''The last two days of practice, he's done more than he's ever done before USA championships in these two days of training,'' Meadows said. ''You hear the phrase don't win warm-ups? He looks fantastic. OK, go do it tomorrow.''
REMEMBER ME?: Bridget Sloan insists the form she showcased while winning the all-around title at the 2009 worlds is still in there somewhere.
Ankle and pectoral injuries in 2010 and a painful torn biceps last year threatened to derail her career. She's back in St. Louis - her first meet since participating in the 2011 Pan Am Games - hoping to prove her comeback isn't some sort of stunt.
''I'm excited to get out in front of the crowd and let them see the true competitor come back,'' Sloan said. ''I think they thought she was gone after 2010 after worlds and 2011 at Pan Ams I had 11 stitches in my foot competing so I was a little shaky. I'm excited to bring that (true) Bridget back.''
Sloan will have to be much better than ''shaky'' to earn an invite to the Olympic Trials in San Jose later this month. U.S. women's team coordinator Martha Karolyi hasn't seen much of Sloan during the last year but thinks Sloan looks ''fit'' and knows, if healthy, Sloan could give the U.S. a much-needed boost on uneven bars.
''She's scored very well internationally before,'' Karolyi said. ''But that was before. So what I would like to see (is) that she is well prepared that thinking in two weeks at the trials she'll be back performing at the highest level.''
Being part of the conversation is enough at the moment for Sloan, who was nowhere to be found when the U.S. won team gold in Tokyo last fall. Under normal circumstances, being a world champion trying to make a second Olympic team would make her one of the favorites. Not this year. That's hardly a bad thing.

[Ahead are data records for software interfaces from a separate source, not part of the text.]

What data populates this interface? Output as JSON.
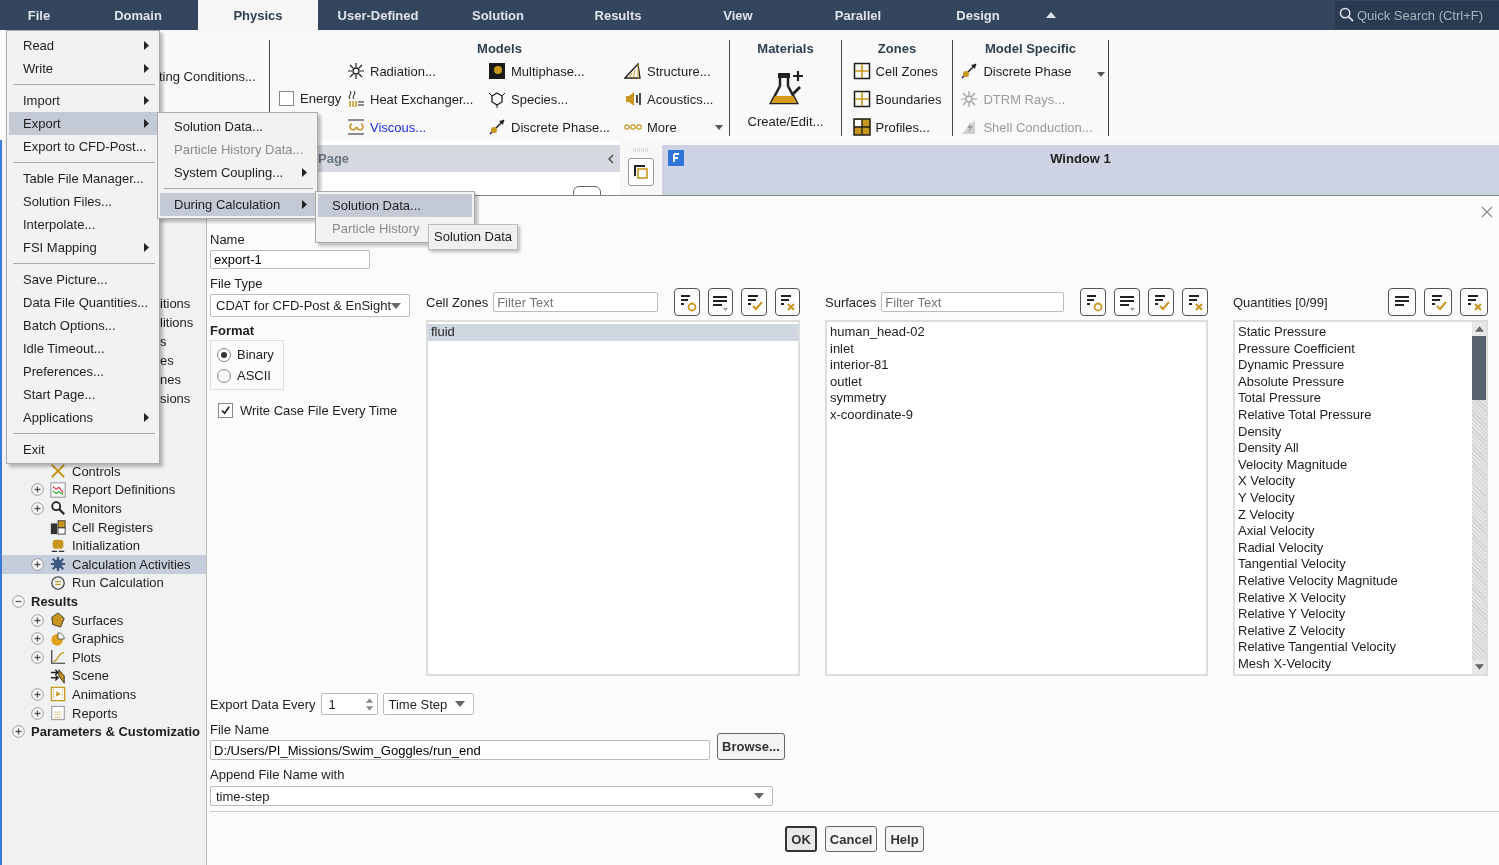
{
  "menu_bar": {
    "tabs": [
      {
        "label": "File",
        "selected": false
      },
      {
        "label": "Domain",
        "selected": false
      },
      {
        "label": "Physics",
        "selected": true
      },
      {
        "label": "User-Defined",
        "selected": false
      },
      {
        "label": "Solution",
        "selected": false
      },
      {
        "label": "Results",
        "selected": false
      },
      {
        "label": "View",
        "selected": false
      },
      {
        "label": "Parallel",
        "selected": false
      },
      {
        "label": "Design",
        "selected": false
      }
    ],
    "search": {
      "placeholder": "Quick Search (Ctrl+F)"
    }
  },
  "ribbon": {
    "partial_label": "ting Conditions...",
    "models": {
      "title": "Models",
      "energy": {
        "label": "Energy",
        "checked": false
      },
      "items": [
        {
          "label": "Radiation...",
          "active": false,
          "kind": "button"
        },
        {
          "label": "Heat Exchanger...",
          "active": false,
          "kind": "button"
        },
        {
          "label": "Viscous...",
          "active": true,
          "kind": "button"
        },
        {
          "label": "Multiphase...",
          "active": false,
          "kind": "button"
        },
        {
          "label": "Species...",
          "active": false,
          "kind": "button"
        },
        {
          "label": "Discrete Phase...",
          "active": false,
          "kind": "button"
        },
        {
          "label": "Structure...",
          "active": false,
          "kind": "button"
        },
        {
          "label": "Acoustics...",
          "active": false,
          "kind": "button"
        },
        {
          "label": "More",
          "active": false,
          "kind": "dropdown"
        }
      ]
    },
    "materials": {
      "title": "Materials",
      "button": "Create/Edit..."
    },
    "zones": {
      "title": "Zones",
      "items": [
        "Cell Zones",
        "Boundaries",
        "Profiles..."
      ]
    },
    "model_specific": {
      "title": "Model Specific",
      "items": [
        {
          "label": "Discrete Phase",
          "disabled": false
        },
        {
          "label": "DTRM Rays...",
          "disabled": true
        },
        {
          "label": "Shell Conduction...",
          "disabled": true
        }
      ]
    }
  },
  "tree": {
    "partial_rows": [
      "itions",
      "litions",
      "s",
      "es",
      "nes",
      "sions"
    ],
    "nodes": [
      {
        "children": [
          {
            "label": "Controls",
            "selected": false
          },
          {
            "label": "Report Definitions",
            "expanded": false,
            "selected": false
          },
          {
            "label": "Monitors",
            "expanded": false,
            "selected": false
          },
          {
            "label": "Cell Registers",
            "selected": false
          },
          {
            "label": "Initialization",
            "selected": false
          },
          {
            "label": "Calculation Activities",
            "expanded": false,
            "selected": true
          },
          {
            "label": "Run Calculation",
            "selected": false
          }
        ]
      },
      {
        "label": "Results",
        "expanded": true,
        "selected": false,
        "children": [
          {
            "label": "Surfaces",
            "expanded": false,
            "selected": false
          },
          {
            "label": "Graphics",
            "expanded": false,
            "selected": false
          },
          {
            "label": "Plots",
            "expanded": false,
            "selected": false
          },
          {
            "label": "Scene",
            "selected": false
          },
          {
            "label": "Animations",
            "expanded": false,
            "selected": false
          },
          {
            "label": "Reports",
            "expanded": false,
            "selected": false
          }
        ]
      },
      {
        "label": "Parameters & Customizatio",
        "expanded": false,
        "selected": false
      }
    ]
  },
  "task_page": {
    "title": "Page"
  },
  "graphics": {
    "title": "Window 1"
  },
  "dialog": {
    "name": {
      "label": "Name",
      "value": "export-1"
    },
    "file_type": {
      "label": "File Type",
      "value": "CDAT for CFD-Post & EnSight"
    },
    "format": {
      "label": "Format",
      "options": [
        {
          "label": "Binary",
          "selected": true
        },
        {
          "label": "ASCII",
          "selected": false
        }
      ]
    },
    "write_case": {
      "label": "Write Case File Every Time",
      "checked": true
    },
    "lists": [
      {
        "label": "Cell Zones",
        "kind": "filtered",
        "placeholder": "Filter Text",
        "items": [
          {
            "label": "fluid",
            "selected": true
          }
        ]
      },
      {
        "label": "Surfaces",
        "kind": "filtered",
        "placeholder": "Filter Text",
        "items": [
          {
            "label": "human_head-02",
            "selected": false
          },
          {
            "label": "inlet",
            "selected": false
          },
          {
            "label": "interior-81",
            "selected": false
          },
          {
            "label": "outlet",
            "selected": false
          },
          {
            "label": "symmetry",
            "selected": false
          },
          {
            "label": "x-coordinate-9",
            "selected": false
          }
        ]
      },
      {
        "label": "Quantities [0/99]",
        "kind": "counted",
        "items": [
          {
            "label": "Static Pressure",
            "selected": false
          },
          {
            "label": "Pressure Coefficient",
            "selected": false
          },
          {
            "label": "Dynamic Pressure",
            "selected": false
          },
          {
            "label": "Absolute Pressure",
            "selected": false
          },
          {
            "label": "Total Pressure",
            "selected": false
          },
          {
            "label": "Relative Total Pressure",
            "selected": false
          },
          {
            "label": "Density",
            "selected": false
          },
          {
            "label": "Density All",
            "selected": false
          },
          {
            "label": "Velocity Magnitude",
            "selected": false
          },
          {
            "label": "X Velocity",
            "selected": false
          },
          {
            "label": "Y Velocity",
            "selected": false
          },
          {
            "label": "Z Velocity",
            "selected": false
          },
          {
            "label": "Axial Velocity",
            "selected": false
          },
          {
            "label": "Radial Velocity",
            "selected": false
          },
          {
            "label": "Tangential Velocity",
            "selected": false
          },
          {
            "label": "Relative Velocity Magnitude",
            "selected": false
          },
          {
            "label": "Relative X Velocity",
            "selected": false
          },
          {
            "label": "Relative Y Velocity",
            "selected": false
          },
          {
            "label": "Relative Z Velocity",
            "selected": false
          },
          {
            "label": "Relative Tangential Velocity",
            "selected": false
          },
          {
            "label": "Mesh X-Velocity",
            "selected": false
          }
        ]
      }
    ],
    "export_every": {
      "label": "Export Data Every",
      "value": "1",
      "unit": "Time Step"
    },
    "file_name": {
      "label": "File Name",
      "value": "D:/Users/PI_Missions/Swim_Goggles/run_end",
      "browse": "Browse..."
    },
    "append": {
      "label": "Append File Name with",
      "value": "time-step"
    },
    "buttons": [
      {
        "label": "OK",
        "kind": "default"
      },
      {
        "label": "Cancel",
        "kind": "normal"
      },
      {
        "label": "Help",
        "kind": "normal"
      }
    ]
  },
  "file_menu": {
    "items": [
      {
        "kind": "item",
        "label": "Read",
        "submenu": true,
        "selected": false
      },
      {
        "kind": "item",
        "label": "Write",
        "submenu": true,
        "selected": false
      },
      {
        "kind": "separator"
      },
      {
        "kind": "item",
        "label": "Import",
        "submenu": true,
        "selected": false
      },
      {
        "kind": "item",
        "label": "Export",
        "submenu": true,
        "selected": true
      },
      {
        "kind": "item",
        "label": "Export to CFD-Post...",
        "submenu": false,
        "selected": false
      },
      {
        "kind": "separator"
      },
      {
        "kind": "item",
        "label": "Table File Manager...",
        "submenu": false,
        "selected": false
      },
      {
        "kind": "item",
        "label": "Solution Files...",
        "submenu": false,
        "selected": false
      },
      {
        "kind": "item",
        "label": "Interpolate...",
        "submenu": false,
        "selected": false
      },
      {
        "kind": "item",
        "label": "FSI Mapping",
        "submenu": true,
        "selected": false
      },
      {
        "kind": "separator"
      },
      {
        "kind": "item",
        "label": "Save Picture...",
        "submenu": false,
        "selected": false
      },
      {
        "kind": "item",
        "label": "Data File Quantities...",
        "submenu": false,
        "selected": false
      },
      {
        "kind": "item",
        "label": "Batch Options...",
        "submenu": false,
        "selected": false
      },
      {
        "kind": "item",
        "label": "Idle Timeout...",
        "submenu": false,
        "selected": false
      },
      {
        "kind": "item",
        "label": "Preferences...",
        "submenu": false,
        "selected": false
      },
      {
        "kind": "item",
        "label": "Start Page...",
        "submenu": false,
        "selected": false
      },
      {
        "kind": "item",
        "label": "Applications",
        "submenu": true,
        "selected": false
      },
      {
        "kind": "separator"
      },
      {
        "kind": "item",
        "label": "Exit",
        "submenu": false,
        "selected": false
      }
    ]
  },
  "export_menu": {
    "items": [
      {
        "kind": "item",
        "label": "Solution Data...",
        "submenu": false,
        "selected": false,
        "disabled": false
      },
      {
        "kind": "item",
        "label": "Particle History Data...",
        "submenu": false,
        "selected": false,
        "disabled": true
      },
      {
        "kind": "item",
        "label": "System Coupling...",
        "submenu": true,
        "selected": false,
        "disabled": false
      },
      {
        "kind": "separator"
      },
      {
        "kind": "item",
        "label": "During Calculation",
        "submenu": true,
        "selected": true,
        "disabled": false
      }
    ]
  },
  "during_menu": {
    "items": [
      {
        "kind": "item",
        "label": "Solution Data...",
        "submenu": false,
        "selected": true,
        "disabled": false
      },
      {
        "kind": "item",
        "label": "Particle History",
        "submenu": false,
        "selected": false,
        "disabled": true
      }
    ]
  },
  "tooltip": "Solution Data"
}
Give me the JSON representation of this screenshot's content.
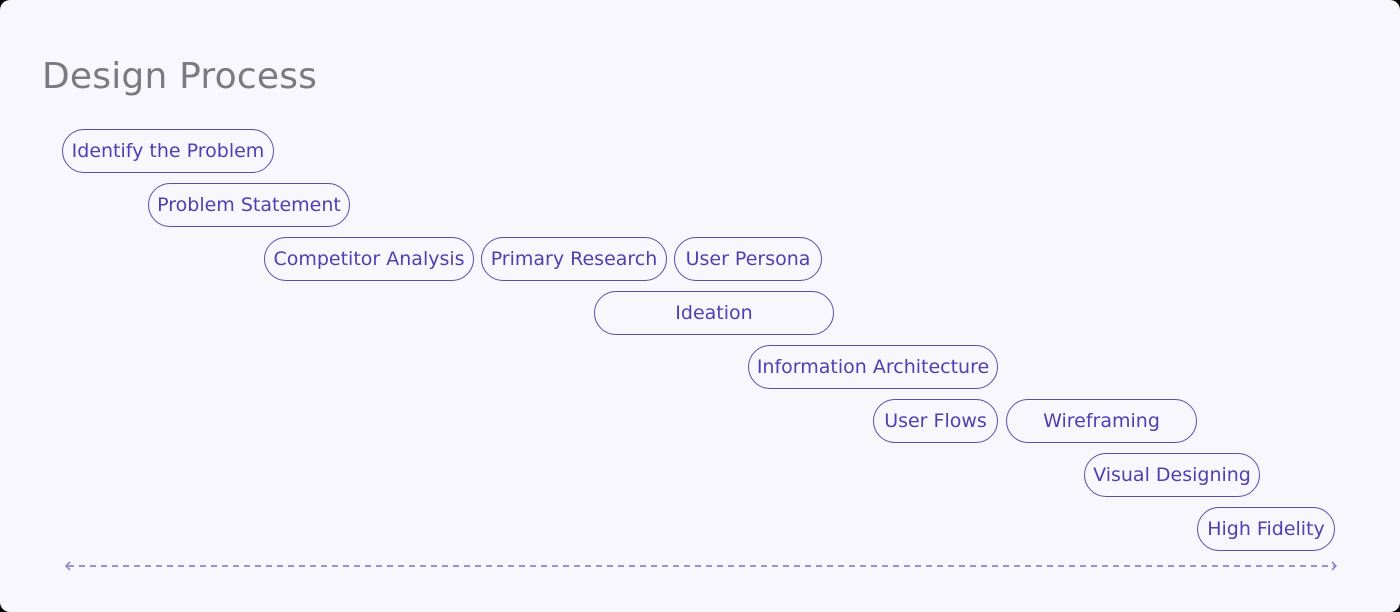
{
  "title": "Design Process",
  "steps": [
    "Identify the Problem",
    "Problem Statement",
    "Competitor Analysis",
    "Primary Research",
    "User Persona",
    "Ideation",
    "Information Architecture",
    "User Flows",
    "Wireframing",
    "Visual Designing",
    "High Fidelity"
  ],
  "colors": {
    "accent": "#5a4fa8",
    "text": "#4f3fb0",
    "background": "#f8f7fd",
    "title": "#7b7b7d"
  }
}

''I think it's kind of good to be on the backburner,'' Sloan said. ''I've really been under the radar these last couple months.''
Not for much longer, she hopes.
VIDEO STAR: John Orozco envisions himself an entertainer whenever his gymnastics career is over. Singing. Dancing. Acting. The whole deal.
The pop group Gym Class Heroes gave the U.S. men's national team member a head start. Orozco is the star of the video for the group's song ''Fighter,'' which features Orozco hanging out in the Bronx neighborhood he grew up in and footage of the 19-year-old working out at the U.S. Olympic Training Center.
It was a unique opportunity for Orozco to give his sport a little pop culture street cred. The shoot, however, provided some anxious moments. Not for Orozco, but his father Willie. During a portion of the video Orozco works out in a barren playground just down the street from his parents' house.
''Dad was like, `don't get hurt, don't do anything crazy,''' Orozco said with a laugh. ''I was like, `Dad, the stuff I'm doing I've done a billion times.'''
PROMOTING SAFETY: USA Gymnastics has taken another step in strengthening its safety standards, updating its participation policy to preclude non-members and non-sanctioned businesses from entering an athlete in an event.
Beginning in August only member clubs and registered businesses may apply for membership on behalf of the athlete. Those clubs and businesses must abide by USA Gymnastics policies, which include not hiring convicted sex offenders.
If an athlete from a non-sanctioned club wants to compete in an event, they will be registered as an ''unaffiliated athlete'' and will not be permitted to win team awards or to wear any apparel referencing a gym, coach, team, or other group which is not recognized as a member of USA Gymnastics.
Under the old policy, athletes from unsanctioned gyms could compete at events under the name of their gym and wear corresponding apparel.
Follow AP Sports Writer Will Graves on Twitter at www.twitter.com/WillGravesAP